I was looking at the colorful, lacy, stretchy, crochet-like and somewhat hippie fabric we have in stock at SAS Fabrics Superstore this Spring of 2015.
As I was checking it out and brainstorming for ideas and ways to display this fabric in our storefront I discovered it has hidden character. I do not know if this is common with fabrics of its type or not. I do know, however, that I do see similar techniques used often in upholstery fabrics.
It is easy to see that the fabric has the obvious pattern of colors in a geometric theme that you see when you simply glance at it. These colors and patterns remind me of hippie apparel. I am not really sure if anyone else would relate the appearance to the 60’s hippie fashions but I do.
When you look at the fabric you see that it resembles crochet work as it has an open weave. When you look closer you may even ask yourself if the holes (open weave) are an intentional character of the fabric or if maybe they were unintentional and caused by an insect of some type. Well, these are the things that went through my mind anyway.
As I was doing my brainstorming I thought maybe this fabric would benefit by being backlit. So, I held it up where it had some good backlighting (I had a piece of white satin behind it already) and what I saw took me by surprise. My reaction to what I saw was something like “What the heck, check that out?”
I saw that those ‘holes’ in the fabric were not only intentional but they also created a paisley pattern. I have no clue what the fabric designer may have envisioned when incorporating this character into the fabric but I can see that if used in the right application it could create a very unique result.
As you can see when you look at the fabric under these backlit conditions, the paisley pattern becomes almost more dominant than the colored geometric pattern. Before I discovered this hidden character in the fabric I was thinking of using a shimmering fabric behind the lacy hippie fabric to create a long flowing skirt. It would look something like this.
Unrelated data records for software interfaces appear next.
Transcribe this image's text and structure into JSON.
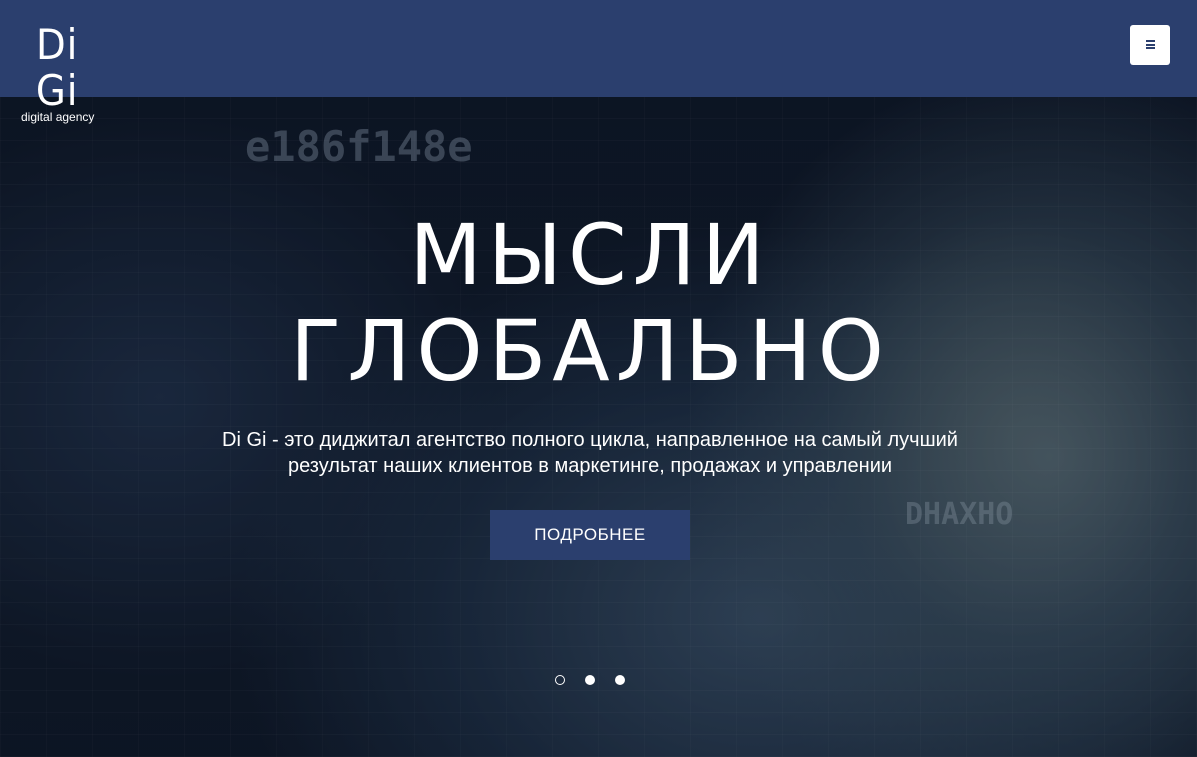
{
  "header": {
    "logo_main": "Di Gi",
    "logo_sub": "digital agency",
    "menu_icon": "hamburger-menu-icon"
  },
  "hero": {
    "title_line1": "МЫСЛИ",
    "title_line2": "ГЛОБАЛЬНО",
    "subtitle_line1": "Di Gi - это диджитал агентство полного цикла, направленное на самый лучший",
    "subtitle_line2": "результат наших клиентов в маркетинге, продажах и управлении",
    "cta_label": "ПОДРОБНЕЕ",
    "background_big_code": "e186f148e",
    "background_right_code": "DHAXHO"
  },
  "slider": {
    "slide_count": 3,
    "active_index": 0
  },
  "colors": {
    "brand": "#2b3f6e",
    "text": "#ffffff"
  }
}
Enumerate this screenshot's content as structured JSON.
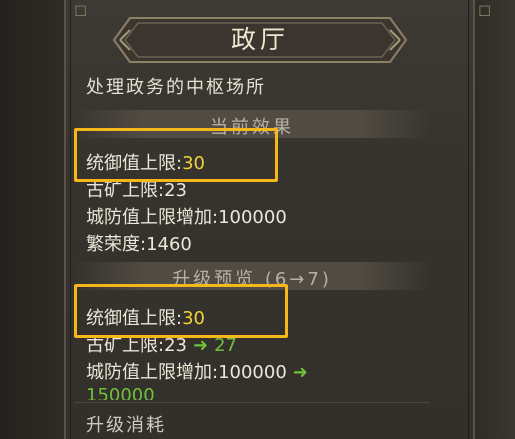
{
  "panel": {
    "title": "政厅",
    "description": "处理政务的中枢场所"
  },
  "current_effect": {
    "section_title": "当前效果",
    "stats": [
      {
        "label": "统御值上限:",
        "value": "30"
      },
      {
        "label": "古矿上限:",
        "value": "23"
      },
      {
        "label": "城防值上限增加:",
        "value": "100000"
      },
      {
        "label": "繁荣度:",
        "value": "1460"
      }
    ]
  },
  "upgrade_preview": {
    "section_title": "升级预览 (6→7)",
    "stats": [
      {
        "label": "统御值上限:",
        "value": "30",
        "new_value": ""
      },
      {
        "label": "古矿上限:",
        "value": "23",
        "new_value": "27"
      },
      {
        "label": "城防值上限增加:",
        "value": "100000",
        "new_value": "150000"
      }
    ]
  },
  "upgrade_cost": {
    "section_title": "升级消耗"
  },
  "colors": {
    "highlight": "#f7b61a",
    "value_yellow": "#f2d23c",
    "value_green": "#6fc13b"
  }
}
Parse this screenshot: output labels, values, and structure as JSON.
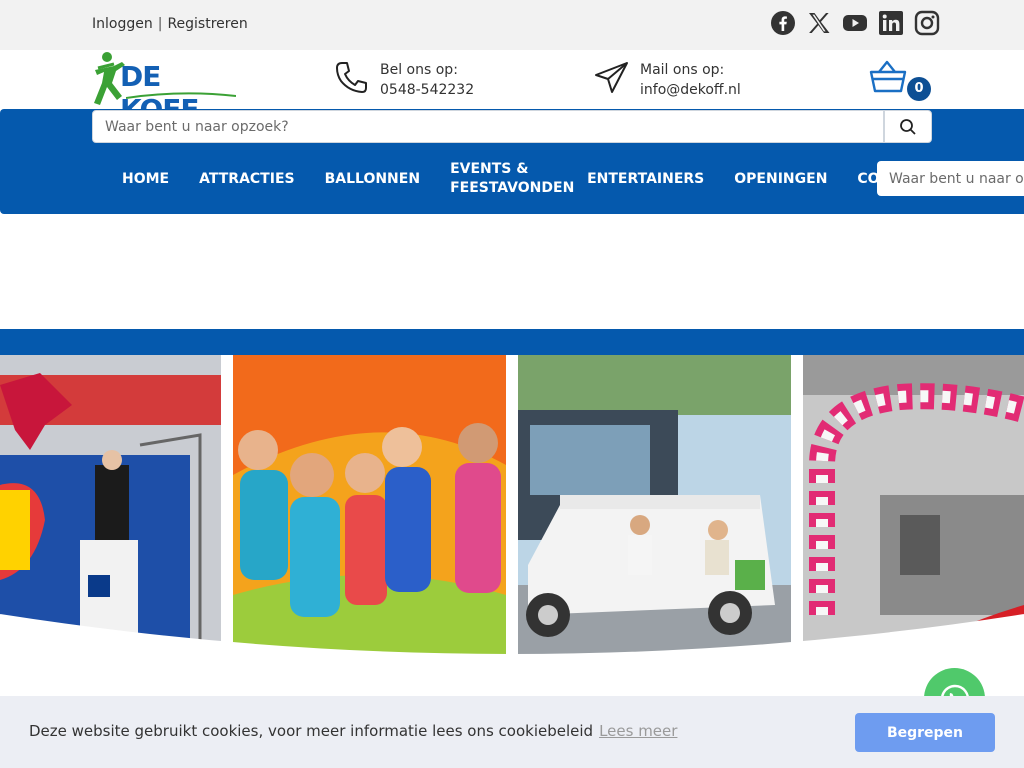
{
  "topbar": {
    "login": "Inloggen",
    "separator": "|",
    "register": "Registreren",
    "social": [
      "facebook-icon",
      "x-icon",
      "youtube-icon",
      "linkedin-icon",
      "instagram-icon"
    ]
  },
  "header": {
    "logo_text": "DE KOFF",
    "phone": {
      "label": "Bel ons op:",
      "value": "0548-542232"
    },
    "mail": {
      "label": "Mail ons op:",
      "value": "info@dekoff.nl"
    },
    "cart_count": "0"
  },
  "search": {
    "placeholder": "Waar bent u naar opzoek?"
  },
  "nav": {
    "items": [
      "HOME",
      "ATTRACTIES",
      "BALLONNEN",
      "EVENTS & FEESTAVONDEN",
      "ENTERTAINERS",
      "OPENINGEN",
      "CONTACT"
    ],
    "search_placeholder": "Waar bent u naar opzoek?"
  },
  "cookie": {
    "message": "Deze website gebruikt cookies, voor meer informatie lees ons cookiebeleid",
    "link": "Lees meer",
    "button": "Begrepen"
  },
  "colors": {
    "brand_blue": "#0559ad",
    "dark_blue": "#0d4f94",
    "logo_green": "#3ba135",
    "button_blue": "#6e9cf0",
    "whatsapp": "#3ec45b"
  }
}
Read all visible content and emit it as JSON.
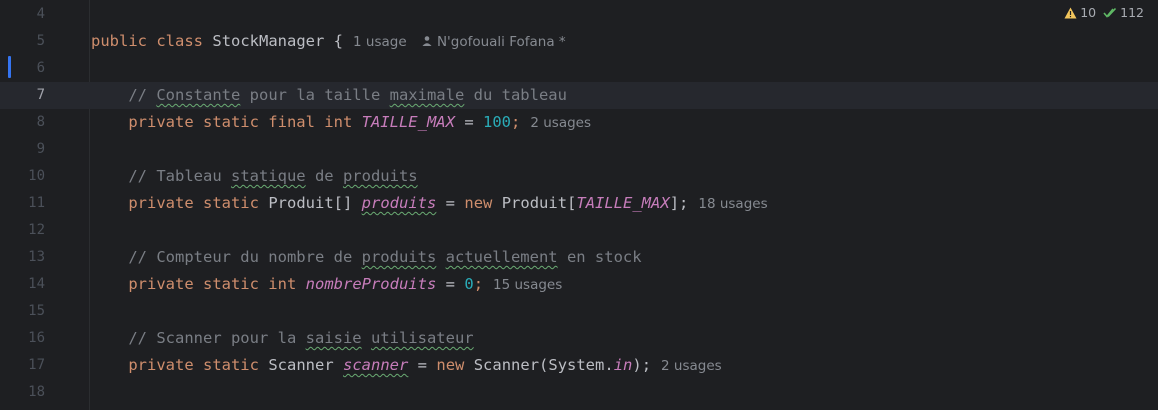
{
  "editor": {
    "current_line": 7,
    "inspection": {
      "warning_count": "10",
      "ok_count": "112"
    },
    "lines": [
      {
        "number": "4"
      },
      {
        "number": "5",
        "text": [
          "public",
          "class",
          "StockManager {"
        ],
        "hint": "1 usage",
        "author": "N'gofouali Fofana *"
      },
      {
        "number": "6"
      },
      {
        "number": "7",
        "comment": [
          "// ",
          "Constante",
          " pour la taille ",
          "maximale",
          " du tableau"
        ]
      },
      {
        "number": "8",
        "text": [
          "private static final int",
          "TAILLE_MAX",
          "=",
          "100",
          ";"
        ],
        "hint": "2 usages"
      },
      {
        "number": "9"
      },
      {
        "number": "10",
        "comment": [
          "// Tableau ",
          "statique",
          " de ",
          "produits"
        ]
      },
      {
        "number": "11",
        "text": [
          "private static",
          "Produit[]",
          "produits",
          "=",
          "new",
          "Produit[",
          "TAILLE_MAX",
          "];"
        ],
        "hint": "18 usages"
      },
      {
        "number": "12"
      },
      {
        "number": "13",
        "comment": [
          "// Compteur du nombre de ",
          "produits",
          " ",
          "actuellement",
          " en stock"
        ]
      },
      {
        "number": "14",
        "text": [
          "private static int",
          "nombreProduits",
          "=",
          "0",
          ";"
        ],
        "hint": "15 usages"
      },
      {
        "number": "15"
      },
      {
        "number": "16",
        "comment": [
          "// Scanner pour la ",
          "saisie",
          " ",
          "utilisateur"
        ]
      },
      {
        "number": "17",
        "text": [
          "private static",
          "Scanner",
          "scanner",
          "=",
          "new",
          "Scanner(System.",
          "in",
          ");"
        ],
        "hint": "2 usages"
      },
      {
        "number": "18"
      }
    ]
  }
}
The fabric will work great in an application of this type. But, I am really curious what a professional may be able to do that would show-off the otherwise hidden paisley pattern. For now I will just wonder and hope that one of the readers of this article will be inspired enough to run over to our store to pick up some of the fabric and create an item that brings out the paisley pattern then takes the time to share the results with us.
I hope you enjoyed learning about the hidden characters that can be found in fabrics.
Take care. : )